FiREapps has built its business around helping multinationals get at better information about their FX exposures from their various ERP systems and other data sources. Wolfgang Koester, CEO and Co-Founder of FiREapps, said his company’s one word mission is “Confidence: giving treasures and CFO’s confidence that they know what their FX results impacting EPS actually will be.” In the latest release of FiREapps, there are numerous filters to perform analysis on the exposure data and drill down by currency, reporting entity and more to both better understand the sources of FX exposure on company balance sheets and validate with control frameworks that the data being drilled into represents real exposure. From there, treasury can calculate the net exposure and hedge it both more effectively and with higher levels of confidence.
Should U.S. CFOs care about what European CFOs think about the value of the euro? Short of that, should they even bother about whether other U.S. CFOs believe the dollar is currently fairly valued?
The question matters, because in the latest Duke University/CFO Magazine Global Business Outlook Survey, despite the greenback’s recent six-month high against a basket of foreign currencies, 60% of U.S. finance chiefs surveyed said the dollar is correctly valued.
Is there any conclusion we can draw from this? The numbers from CFOs in Europe are also intriguing. Thirty-two percent of respondents to the European version of the Duke/CFO study believe their home currency is overpriced, despite the euro’s 7% weakening since February 21. And in both Europe and the United States, the respondents who chose “overvalued” think their home currency needs to depreciate by more than 10%.

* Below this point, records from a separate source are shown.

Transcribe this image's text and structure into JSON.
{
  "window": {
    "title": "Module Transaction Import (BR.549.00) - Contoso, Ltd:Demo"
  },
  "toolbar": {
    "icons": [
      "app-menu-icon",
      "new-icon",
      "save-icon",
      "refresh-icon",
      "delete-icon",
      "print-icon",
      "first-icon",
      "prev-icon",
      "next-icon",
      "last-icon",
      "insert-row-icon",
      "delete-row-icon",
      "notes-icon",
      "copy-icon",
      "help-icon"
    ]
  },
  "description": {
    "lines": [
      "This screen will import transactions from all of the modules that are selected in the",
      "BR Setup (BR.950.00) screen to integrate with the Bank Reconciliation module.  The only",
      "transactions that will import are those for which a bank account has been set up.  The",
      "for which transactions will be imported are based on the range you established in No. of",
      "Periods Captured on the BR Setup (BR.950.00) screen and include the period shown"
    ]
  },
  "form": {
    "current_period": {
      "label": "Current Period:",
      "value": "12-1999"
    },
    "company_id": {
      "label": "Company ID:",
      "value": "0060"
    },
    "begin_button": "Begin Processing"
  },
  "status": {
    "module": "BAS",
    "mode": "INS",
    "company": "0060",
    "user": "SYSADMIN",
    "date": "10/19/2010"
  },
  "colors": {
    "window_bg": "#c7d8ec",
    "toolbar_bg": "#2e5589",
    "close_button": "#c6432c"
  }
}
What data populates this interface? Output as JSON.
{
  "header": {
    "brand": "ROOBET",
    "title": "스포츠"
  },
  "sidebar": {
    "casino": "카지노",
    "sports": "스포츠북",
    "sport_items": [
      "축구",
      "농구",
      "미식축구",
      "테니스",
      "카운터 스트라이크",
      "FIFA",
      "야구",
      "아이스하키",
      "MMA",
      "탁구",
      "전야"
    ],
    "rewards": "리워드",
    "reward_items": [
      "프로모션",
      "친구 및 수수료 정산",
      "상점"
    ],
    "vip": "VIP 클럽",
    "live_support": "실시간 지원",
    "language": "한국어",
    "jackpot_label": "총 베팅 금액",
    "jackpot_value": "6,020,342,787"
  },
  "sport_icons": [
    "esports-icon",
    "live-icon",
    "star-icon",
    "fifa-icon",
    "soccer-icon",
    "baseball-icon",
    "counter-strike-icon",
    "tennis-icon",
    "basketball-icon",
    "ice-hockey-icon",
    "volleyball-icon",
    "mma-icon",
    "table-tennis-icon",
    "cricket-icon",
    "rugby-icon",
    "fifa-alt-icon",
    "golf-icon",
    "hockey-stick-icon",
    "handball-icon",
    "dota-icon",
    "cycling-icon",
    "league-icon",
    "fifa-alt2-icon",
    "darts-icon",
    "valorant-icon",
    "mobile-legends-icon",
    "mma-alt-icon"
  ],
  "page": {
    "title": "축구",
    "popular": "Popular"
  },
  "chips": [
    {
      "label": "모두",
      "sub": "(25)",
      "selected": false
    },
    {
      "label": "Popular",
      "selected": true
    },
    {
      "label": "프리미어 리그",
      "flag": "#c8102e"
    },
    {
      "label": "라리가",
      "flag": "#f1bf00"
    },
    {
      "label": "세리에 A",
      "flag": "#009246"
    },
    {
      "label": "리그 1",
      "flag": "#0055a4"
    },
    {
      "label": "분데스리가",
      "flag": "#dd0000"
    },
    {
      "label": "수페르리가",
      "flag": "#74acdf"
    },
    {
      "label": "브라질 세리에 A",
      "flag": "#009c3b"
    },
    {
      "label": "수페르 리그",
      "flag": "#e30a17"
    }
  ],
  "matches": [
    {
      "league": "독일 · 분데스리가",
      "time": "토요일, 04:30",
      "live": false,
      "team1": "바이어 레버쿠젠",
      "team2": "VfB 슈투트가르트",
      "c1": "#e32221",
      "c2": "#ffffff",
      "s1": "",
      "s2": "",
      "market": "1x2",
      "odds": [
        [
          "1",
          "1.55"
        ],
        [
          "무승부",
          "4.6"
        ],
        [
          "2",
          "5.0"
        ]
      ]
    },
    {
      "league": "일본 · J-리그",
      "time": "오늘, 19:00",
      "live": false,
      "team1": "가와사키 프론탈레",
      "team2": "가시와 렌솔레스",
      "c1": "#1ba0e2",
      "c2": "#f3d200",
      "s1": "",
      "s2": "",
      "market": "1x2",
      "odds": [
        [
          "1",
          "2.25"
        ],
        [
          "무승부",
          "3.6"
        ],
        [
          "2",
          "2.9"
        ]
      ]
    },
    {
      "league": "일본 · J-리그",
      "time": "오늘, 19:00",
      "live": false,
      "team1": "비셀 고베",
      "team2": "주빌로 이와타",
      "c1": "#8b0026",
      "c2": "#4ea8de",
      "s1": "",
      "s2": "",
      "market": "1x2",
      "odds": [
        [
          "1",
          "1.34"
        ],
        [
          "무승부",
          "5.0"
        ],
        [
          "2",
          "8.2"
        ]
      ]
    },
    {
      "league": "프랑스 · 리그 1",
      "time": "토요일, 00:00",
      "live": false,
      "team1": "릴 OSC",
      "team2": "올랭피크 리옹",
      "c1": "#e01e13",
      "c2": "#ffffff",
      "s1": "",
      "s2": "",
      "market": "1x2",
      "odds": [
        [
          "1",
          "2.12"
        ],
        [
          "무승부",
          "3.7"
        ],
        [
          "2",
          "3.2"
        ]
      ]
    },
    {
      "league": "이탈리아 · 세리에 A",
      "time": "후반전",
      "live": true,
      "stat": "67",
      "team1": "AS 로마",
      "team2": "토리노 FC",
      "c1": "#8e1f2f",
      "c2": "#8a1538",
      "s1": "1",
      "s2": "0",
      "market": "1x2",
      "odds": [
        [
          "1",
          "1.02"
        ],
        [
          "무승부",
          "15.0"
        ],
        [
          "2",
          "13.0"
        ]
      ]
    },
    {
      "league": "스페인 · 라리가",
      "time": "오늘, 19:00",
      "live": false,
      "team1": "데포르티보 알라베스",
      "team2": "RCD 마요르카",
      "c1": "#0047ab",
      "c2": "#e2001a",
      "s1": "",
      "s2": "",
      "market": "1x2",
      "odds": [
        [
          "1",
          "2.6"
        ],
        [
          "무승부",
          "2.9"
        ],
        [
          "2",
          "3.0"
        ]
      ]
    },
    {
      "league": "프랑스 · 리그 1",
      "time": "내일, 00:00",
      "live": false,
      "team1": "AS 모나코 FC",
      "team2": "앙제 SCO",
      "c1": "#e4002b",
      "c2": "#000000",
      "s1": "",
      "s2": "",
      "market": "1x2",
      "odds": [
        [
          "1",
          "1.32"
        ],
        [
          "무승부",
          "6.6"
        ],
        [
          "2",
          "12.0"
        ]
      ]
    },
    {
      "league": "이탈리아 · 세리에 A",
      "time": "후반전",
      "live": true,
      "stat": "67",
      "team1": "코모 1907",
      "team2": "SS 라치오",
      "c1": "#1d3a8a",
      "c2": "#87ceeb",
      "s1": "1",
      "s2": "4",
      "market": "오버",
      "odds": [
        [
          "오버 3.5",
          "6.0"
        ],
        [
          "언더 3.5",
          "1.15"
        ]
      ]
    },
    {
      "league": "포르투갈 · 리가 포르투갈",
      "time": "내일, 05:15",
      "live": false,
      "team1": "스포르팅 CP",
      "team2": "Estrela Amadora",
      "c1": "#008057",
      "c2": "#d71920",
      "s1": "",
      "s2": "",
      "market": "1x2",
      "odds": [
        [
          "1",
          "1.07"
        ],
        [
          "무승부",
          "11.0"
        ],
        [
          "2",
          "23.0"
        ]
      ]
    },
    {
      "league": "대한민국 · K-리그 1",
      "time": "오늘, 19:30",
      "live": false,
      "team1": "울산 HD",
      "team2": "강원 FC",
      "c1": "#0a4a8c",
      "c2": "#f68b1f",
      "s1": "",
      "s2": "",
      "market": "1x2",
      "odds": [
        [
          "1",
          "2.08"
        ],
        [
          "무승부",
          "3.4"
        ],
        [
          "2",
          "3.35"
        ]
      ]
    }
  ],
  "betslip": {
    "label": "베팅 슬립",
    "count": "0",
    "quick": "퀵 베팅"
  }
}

Large U.S. companies disclosed more than $50 billion in losses related to currency swings last year, compared with $22 billion in gains the previous year, according to data from FiREapps, a currency-risk-management consulting firm.
This year the outlook is for more such losses. The euro hit a 14-week low against the dollar on Monday as Cyprus weighed a bailout deal from the European Commission, the European Central Bank and the International Monetary Fund. Japan, meanwhile, is expected to continue with monetary policies that are likely to keep the yen losing ground against the dollar.
When foreign currencies weaken against the dollar, goods from the U.S. become more expensive in the markets that use those currencies. The sales U.S. companies do make, despite their competitive disadvantage, are further reduced when translated back into dollars.
“Companies don’t know where [the currency impact is] going to come from next quarter,” said Wolfgang Koester, chief executive of FiREapps.